You probably have a lot of ways to keep your high-level major donors happy and ready to give. But is your nonprofit also taking steps to make the most of small dollar donations?
As you know, the fundraising landscape is constantly evolving. And the number of smaller gifts has been declining since they peaked in 2020 during the pandemic.
In fact, donations under $100 are down 14.9 percent year-over-year, according to the latest data from the Fundraising Effectiveness Project.
So, it’s more important than ever to retain these small dollar donors, build relationships, and increase their support over time!
Getting donors in the door.
Small donations of $5, $10, or $20 are a great way to get new donors familiar with your organization.
Giving just a few dollars takes minimal commitment on the donor’s end. But small gift donors can provide tremendous long-term value if you follow up effectively and grow relationships over time.

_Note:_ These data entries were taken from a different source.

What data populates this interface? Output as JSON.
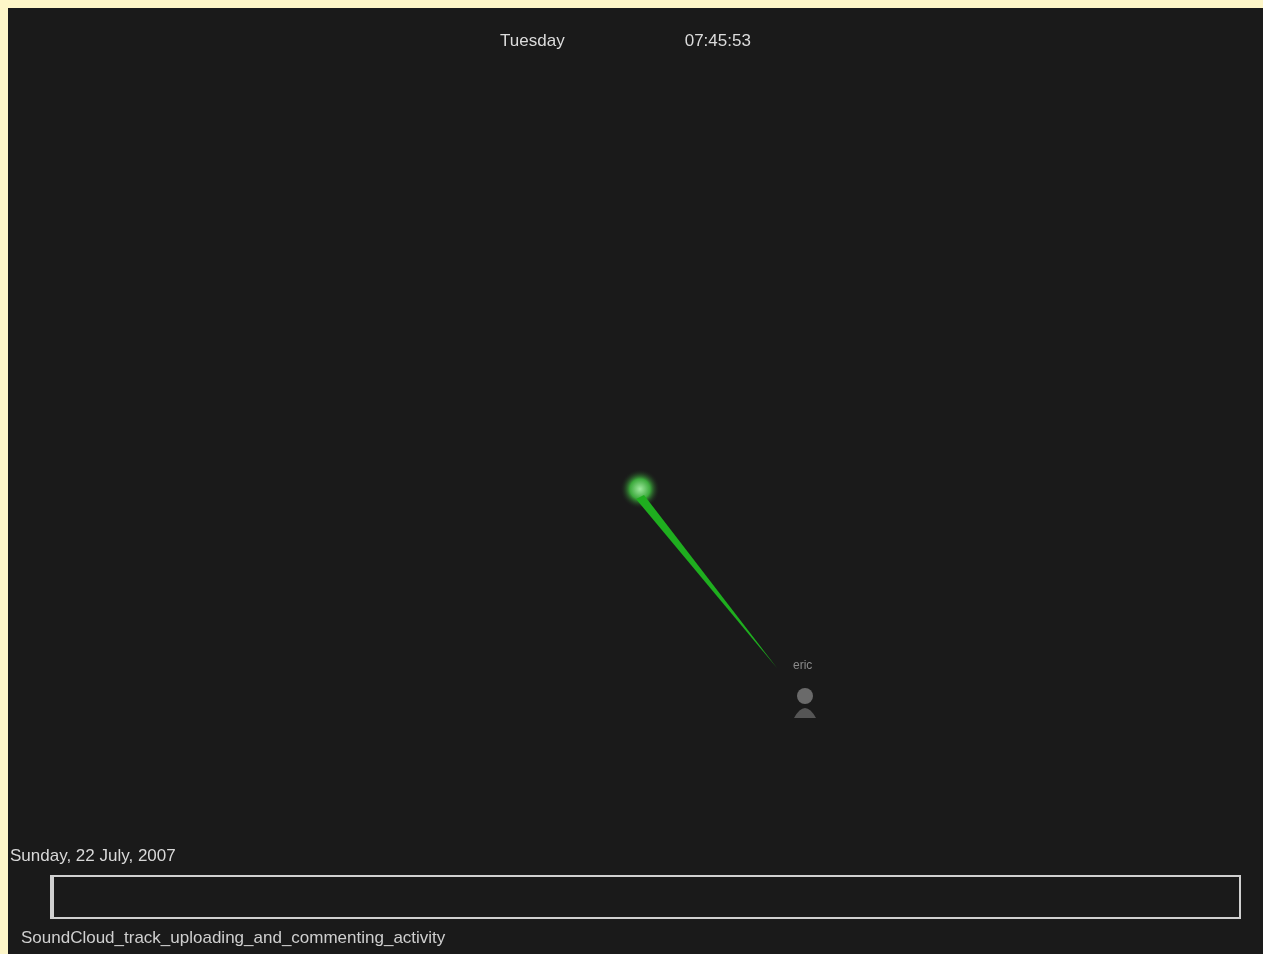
{
  "header": {
    "day": "Tuesday",
    "time": "07:45:53"
  },
  "graph": {
    "nodes": [
      {
        "kind": "file"
      }
    ],
    "users": [
      {
        "name": "eric"
      }
    ]
  },
  "timeline": {
    "date": "Sunday, 22 July, 2007",
    "level": 0
  },
  "caption": "SoundCloud_track_uploading_and_commenting_activity"
}
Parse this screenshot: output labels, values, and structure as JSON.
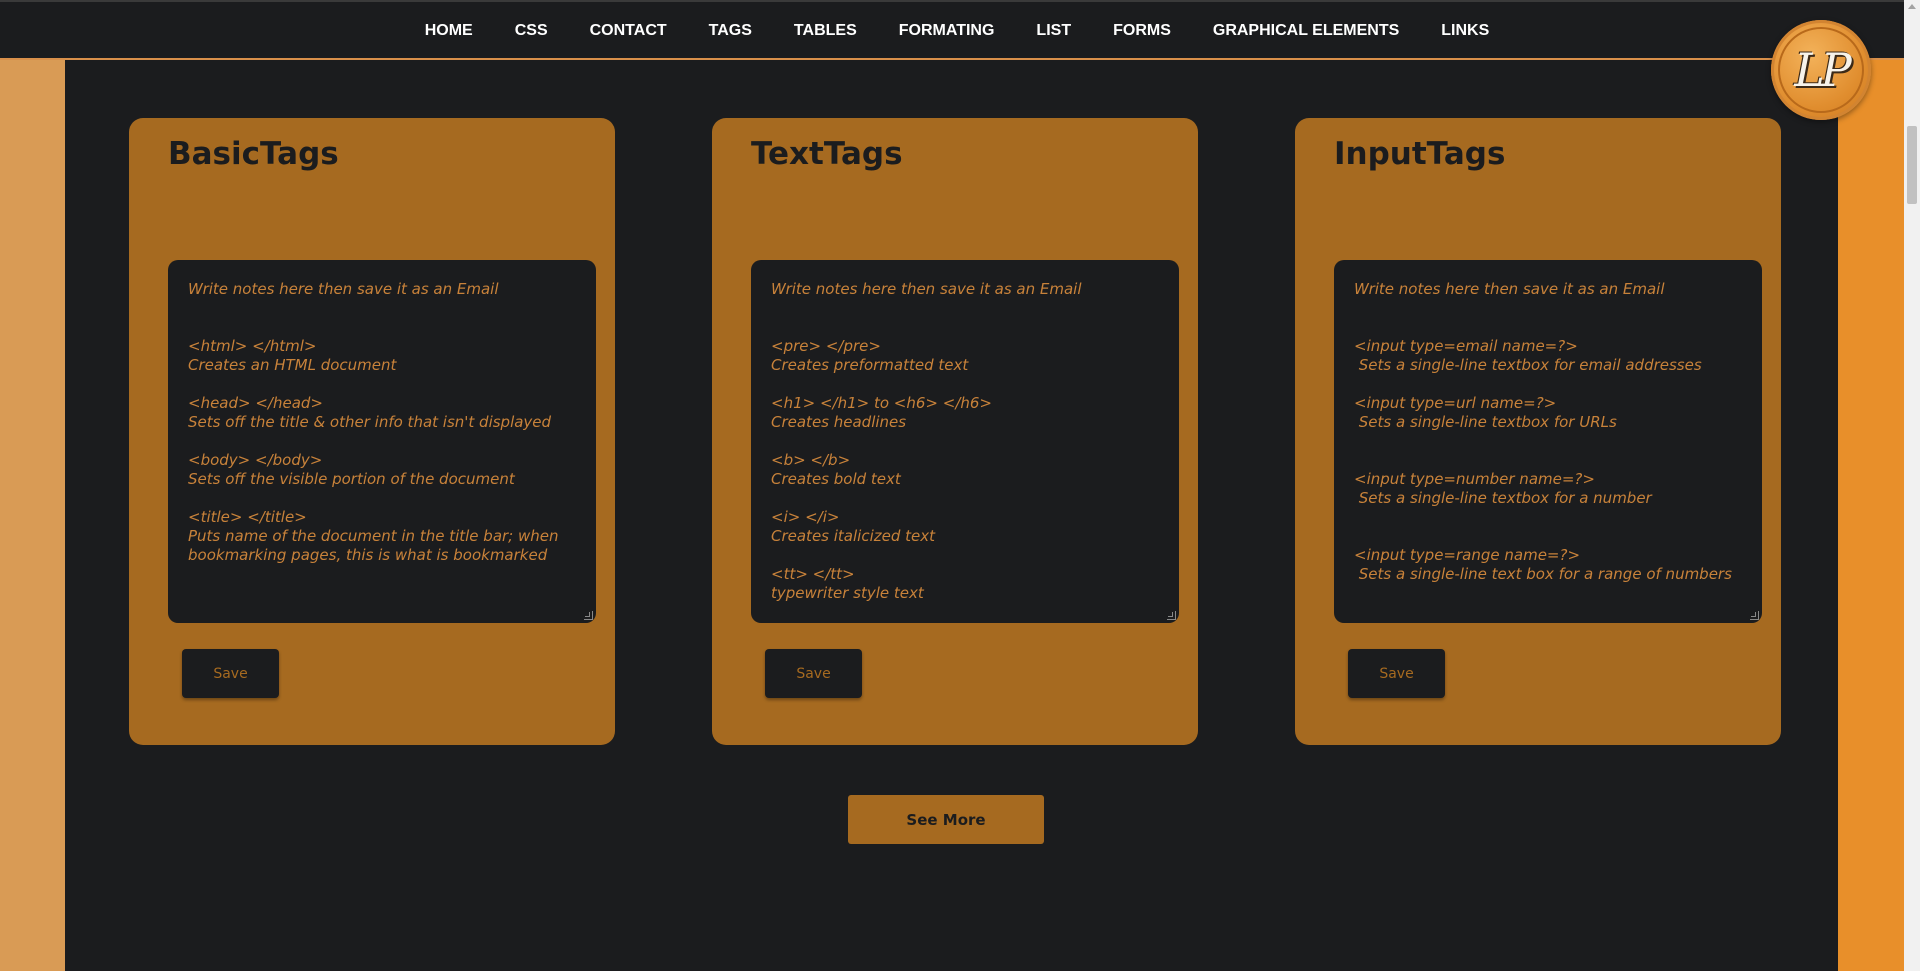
{
  "nav": {
    "items": [
      {
        "label": "HOME"
      },
      {
        "label": "CSS"
      },
      {
        "label": "CONTACT"
      },
      {
        "label": "TAGS"
      },
      {
        "label": "TABLES"
      },
      {
        "label": "FORMATING"
      },
      {
        "label": "LIST"
      },
      {
        "label": "FORMS"
      },
      {
        "label": "GRAPHICAL ELEMENTS"
      },
      {
        "label": "LINKS"
      }
    ]
  },
  "logo": {
    "text": "LP",
    "icon": "lp-monogram-logo"
  },
  "cards": [
    {
      "title": "BasicTags",
      "notes": "Write notes here then save it as an Email\n\n\n<html> </html>\nCreates an HTML document\n\n<head> </head>\nSets off the title & other info that isn't displayed\n\n<body> </body>\nSets off the visible portion of the document\n\n<title> </title>\nPuts name of the document in the title bar; when bookmarking pages, this is what is bookmarked",
      "save_label": "Save"
    },
    {
      "title": "TextTags",
      "notes": "Write notes here then save it as an Email\n\n\n<pre> </pre>\nCreates preformatted text\n\n<h1> </h1> to <h6> </h6>\nCreates headlines\n\n<b> </b>\nCreates bold text\n\n<i> </i>\nCreates italicized text\n\n<tt> </tt>\ntypewriter style text",
      "save_label": "Save"
    },
    {
      "title": "InputTags",
      "notes": "Write notes here then save it as an Email\n\n\n<input type=email name=?>\n Sets a single-line textbox for email addresses\n\n<input type=url name=?>\n Sets a single-line textbox for URLs\n\n\n<input type=number name=?>\n Sets a single-line textbox for a number\n\n\n<input type=range name=?>\n Sets a single-line text box for a range of numbers",
      "save_label": "Save"
    }
  ],
  "see_more_label": "See More",
  "colors": {
    "background": "#1b1c1e",
    "card": "#a66a20",
    "accent_text": "#c8823a",
    "left_band": "#d99b55",
    "right_band": "#e88f2a",
    "nav_text": "#ffffff"
  }
}
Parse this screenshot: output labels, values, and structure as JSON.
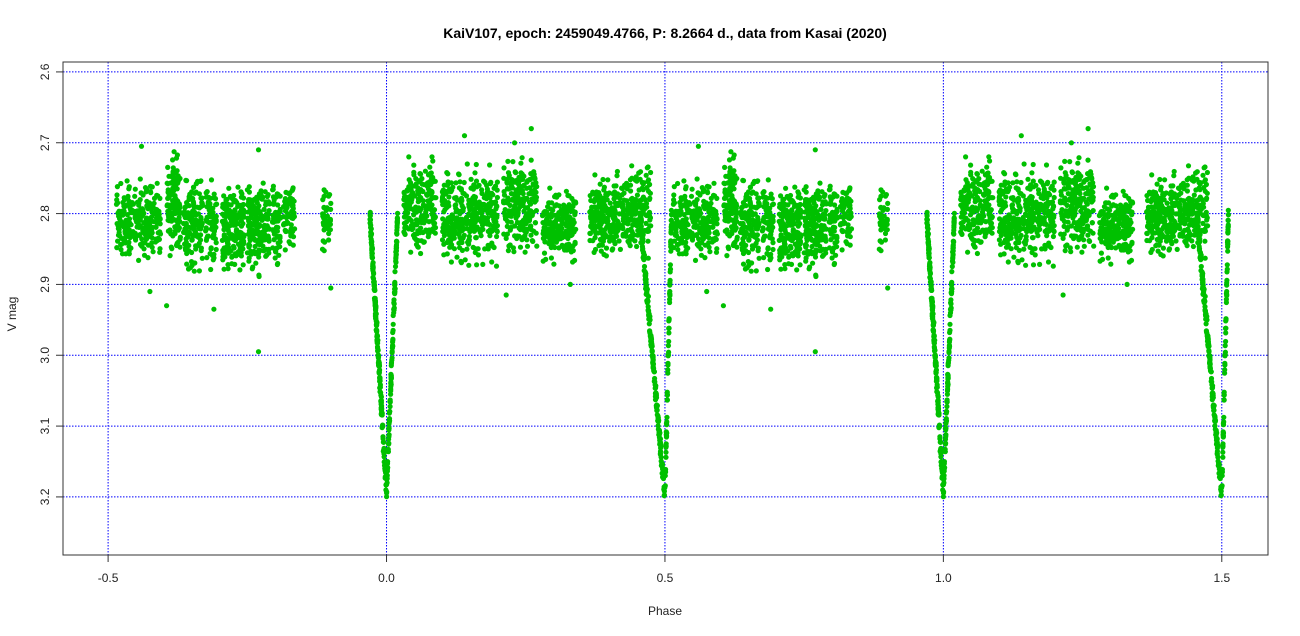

In fact, many donors now prefer to make a small test donation to see how a nonprofit responds before committing to a larger gift.
It’s impossible to know ahead of time. But there’s a chance the $5 donation you just received could be from a potential board member, employee, sponsor, or future major donor who wants to see how you respond to even the smallest gifts!
Small dollar donations for small projects.
Try thinking on a micro level if you want to use small dollar donations to acquire new donors.
Consider launching a separate campaign focusing on a smaller initiative. This way, even donors who contribute just a few dollars feel they are making an impact!
To start, think about all the things your annual fund covers. Take a small but tangible item from your annual budget and launch a digital campaign focused on that specific need.
If your nonprofit focuses on providing educational opportunities for students in underserved populations, focus a small donation appeal on a specific week-long after-school program.
In your appeal, you can make an ask like, “Please consider donating just $10 today, so we can reach our goal of $500 so students can attend this program at no cost to their families.”
This approach makes every donor’s gift feel valuable, no matter how much they give. It’s easy for donors to feel good about contributing just $5 or $10 when the goal is $500.
On the other hand, a donor who can only give $5 may not see the value of their gift if your goal is $10,000. They may decide their contribution doesn’t make enough of a difference and not donate at all.
READ MORE: The right way to compare dollars to impact.
Is it easy to give?
You need to make it easy for donors to give if you want to make the most of your small dollar donations. You don’t want to give potential donors any reason to rethink their decision.
So, it’s critical to make the process as smooth as possible.
Make sure you are keeping up with the latest trends in mobile optimization. Donors may decide their small dollar donation isn’t worth it if your donation page takes too long to load. It also needs to read well on a smartphone.
Don’t slow donors down by asking for field after field of information before they click “donate.”
Remember not to overlook the little things. For example, links in email appeals should lead directly to your online donation page. Don’t force potential donors to find their way there from your home page on their own.
And don’t forget to cut the clutter from your donation page!
Donors don’t need to be re-educated about your nonprofit’s work when they click a link to donate. Make sure any content on your online donation page directs donors towards completing their donation.
We know you have a lot to say about your nonprofit, your work, and your goals. However, including these messages on your donation page draws a donor’s attention away from the giving process. Save all that information for another page on your website.
Then, repurpose that content to use in your follow-up communications!
READ MORE: Does your nonprofit make it easy to give?
Let’s make it monthly!
A successful monthly giving program is the holy grail of small dollar donations. Your goal should always be turning a small, one-off donation into a lifetime of support.
This could mean increasing the average gift size of these donors over time. But your best bet may be getting them to make more of the small dollar donations they are already comfortable with.
As you know, monthly giving can help your nonprofit retain donors at a higher rate and provides a consistent cash flow.
So, consider reaching out to your small gift donors, especially those who gave more than once, and see if they would be interested in making their gift monthly. Explain the benefits of monthly giving for the donor and the organization. And be sure to let them know about any special perks, like an exclusive event, you offer for monthly donors.
READ MORE: Are you ready to launch a monthly giving program?
Don’t forget to follow up.
Someone who gives $5 to your organization for the first time should feel as special as someone whose first donation was $50.
We can’t stress the importance of following up on every gift with a heartfelt thank you. And you know you shouldn’t stop there.
It’s important to find creative ways to keep your audience engaged and ready to further their impact.
So, no matter how little someone gives, be sure to follow up quickly. Reach out to say thank you. Send them a digital version of your new donor welcome kit and annual report. Email them a survey to get more information and find out what inspired them to give.
And then stay in touch.
Supporters will feel like their small dollar donation didn’t matter to you if you don’t follow up with them effectively. So, make sure these donors know they have an important role in achieving your goal.
As we mentioned earlier, you never know who that $5 donation came from and what their true intentions might be. Failing to follow up on a small dollar donation could end up costing you thousands of dollars over time!
Want someone to talk through some ideas with? We’re here to chat!